Cosmetics exporters eye expansion in China with regulation changes
With the Chinese government poised to revise its regulations on beauty products for the first time in 30 years, South Korean cosmetics firms are seeking to expand shipments to their largest export market, a government agency said on May 13.
Under the current regulations, exporters must pass a complicated sanitary permit and certification process. The rule applies to all beauty items, including simple soaps. Cosmetics made from raw materials that have not been used in China also have difficulty tapping into the market.
But China is currently seeking to revise and simplify the regulations this year, which may give more opportunities to Korean cosmetics companies, said the Korea Trade-Investment Promotion Agency, which held an online briefing Wednesday for Korean exporters.
According to the draft revision, China seeks to change the definition of cosmetics to include daily chemical industrial products used for cleaning, protection, beautification and correction of human skin, hair, nails and lips. Soap used for simple cleanliness purposes will be excluded.
A South Korean mask pack manufacturer consults with Chinese buyers about online exports. (KOTRA)
Categories of special cosmetics, whose sales require approval from China’s National Medical Products Administration, will be cut in number to five from the current nine. Currently, special cosmetics comprise freckle removers (skin whiteners), sun care products, dyes, perm solutions, deodorants, hair removal products, hair growth promoters, breast care products and diet products. After the changes, the categories will be freckle removers (skin whiteners), sun care products, dyes, perm solutions and new functional products.

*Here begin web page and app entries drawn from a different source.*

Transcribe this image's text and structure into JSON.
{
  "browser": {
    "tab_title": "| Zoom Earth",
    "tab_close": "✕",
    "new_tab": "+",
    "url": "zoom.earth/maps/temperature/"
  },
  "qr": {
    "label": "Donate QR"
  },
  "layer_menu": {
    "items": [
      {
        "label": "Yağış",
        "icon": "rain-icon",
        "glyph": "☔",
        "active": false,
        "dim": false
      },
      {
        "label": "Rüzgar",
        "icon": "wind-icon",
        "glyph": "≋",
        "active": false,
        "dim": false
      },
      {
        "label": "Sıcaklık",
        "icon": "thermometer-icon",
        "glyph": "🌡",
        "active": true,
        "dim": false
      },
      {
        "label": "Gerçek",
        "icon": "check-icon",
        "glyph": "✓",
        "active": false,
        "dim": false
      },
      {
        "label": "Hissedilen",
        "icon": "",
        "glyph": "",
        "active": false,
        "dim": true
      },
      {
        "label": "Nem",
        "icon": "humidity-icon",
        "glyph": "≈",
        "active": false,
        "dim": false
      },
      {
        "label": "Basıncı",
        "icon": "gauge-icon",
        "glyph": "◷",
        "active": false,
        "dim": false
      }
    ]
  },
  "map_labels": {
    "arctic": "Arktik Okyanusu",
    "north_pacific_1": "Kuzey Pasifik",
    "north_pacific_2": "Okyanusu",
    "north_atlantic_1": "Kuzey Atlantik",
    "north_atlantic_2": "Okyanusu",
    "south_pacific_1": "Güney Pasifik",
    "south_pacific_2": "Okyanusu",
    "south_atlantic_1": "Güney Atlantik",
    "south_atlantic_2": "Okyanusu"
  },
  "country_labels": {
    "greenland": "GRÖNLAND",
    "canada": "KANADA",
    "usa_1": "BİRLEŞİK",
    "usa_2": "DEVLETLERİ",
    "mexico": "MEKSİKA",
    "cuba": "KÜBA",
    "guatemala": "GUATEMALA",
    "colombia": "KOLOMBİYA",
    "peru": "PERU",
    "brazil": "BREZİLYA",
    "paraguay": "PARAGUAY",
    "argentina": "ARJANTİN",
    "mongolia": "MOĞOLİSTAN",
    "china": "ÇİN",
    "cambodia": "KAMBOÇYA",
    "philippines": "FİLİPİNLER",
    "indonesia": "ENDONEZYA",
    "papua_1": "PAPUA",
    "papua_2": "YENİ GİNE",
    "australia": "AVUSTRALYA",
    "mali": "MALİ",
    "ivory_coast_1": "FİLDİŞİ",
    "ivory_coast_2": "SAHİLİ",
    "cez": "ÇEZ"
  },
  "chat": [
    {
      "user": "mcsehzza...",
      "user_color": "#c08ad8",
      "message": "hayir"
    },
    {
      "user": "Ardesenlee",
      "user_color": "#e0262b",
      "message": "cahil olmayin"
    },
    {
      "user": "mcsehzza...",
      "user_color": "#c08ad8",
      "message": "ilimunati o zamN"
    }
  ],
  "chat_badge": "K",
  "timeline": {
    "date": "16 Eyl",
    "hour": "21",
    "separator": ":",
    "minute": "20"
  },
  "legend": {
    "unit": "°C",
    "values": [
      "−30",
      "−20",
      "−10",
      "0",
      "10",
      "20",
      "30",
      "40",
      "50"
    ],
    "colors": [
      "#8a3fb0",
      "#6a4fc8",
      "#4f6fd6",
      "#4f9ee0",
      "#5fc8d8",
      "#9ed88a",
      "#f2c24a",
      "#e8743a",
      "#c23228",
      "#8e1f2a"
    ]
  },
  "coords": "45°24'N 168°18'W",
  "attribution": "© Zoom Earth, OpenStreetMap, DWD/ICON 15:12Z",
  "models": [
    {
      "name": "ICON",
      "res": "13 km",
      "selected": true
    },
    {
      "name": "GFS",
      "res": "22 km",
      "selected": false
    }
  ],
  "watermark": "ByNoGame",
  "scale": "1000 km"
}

Some processes, however, will become tougher for exporters.
Labeling requirements are expected to become more stringent, and so are penalties for violations.
KOTRA said it has become even more important for exporters to understand the local system when they make labeling and packaging decisions, and when they develop marketing and public relations strategies.
For instance, if an exporter states on a label that a product uses nano-class raw materials, it must be prepared to back up that claim with evidence. KOTRA said if a claim is difficult to prove, certification acquisition support agencies advise against the use of such phrases.
The biggest change is to the reporting requirements for raw materials, according to Lim Hae-woon, head of Zhongmao, a cosmetics certification firm.
Currently, all products based on new raw materials require approval from China’s quarantine authorities. Under the revised rules, raw materials will be divided into low-risk and high-risk groups. The high-risk group comprises preservatives, sun care products, coloring agents, dyes and whitening agents. Materials deemed low-risk need to be reported to the authorities, but do not require approval.
“It will be an opportunity for Korean companies that have gained the upper hand in research and development capabilities and utilization technology in raw materials,” said Lim.
Park Hyun-jin, a chief of KOTRA’s China office, said, “Korean products have become more popular in China due to the exemplary prevention of COVID-19.
“We will provide support to help K-beauty leap forward in the Chinese consumer goods market by thoroughly grasping the changes in the local system.”
By Shin Ji-hye (email@example.com)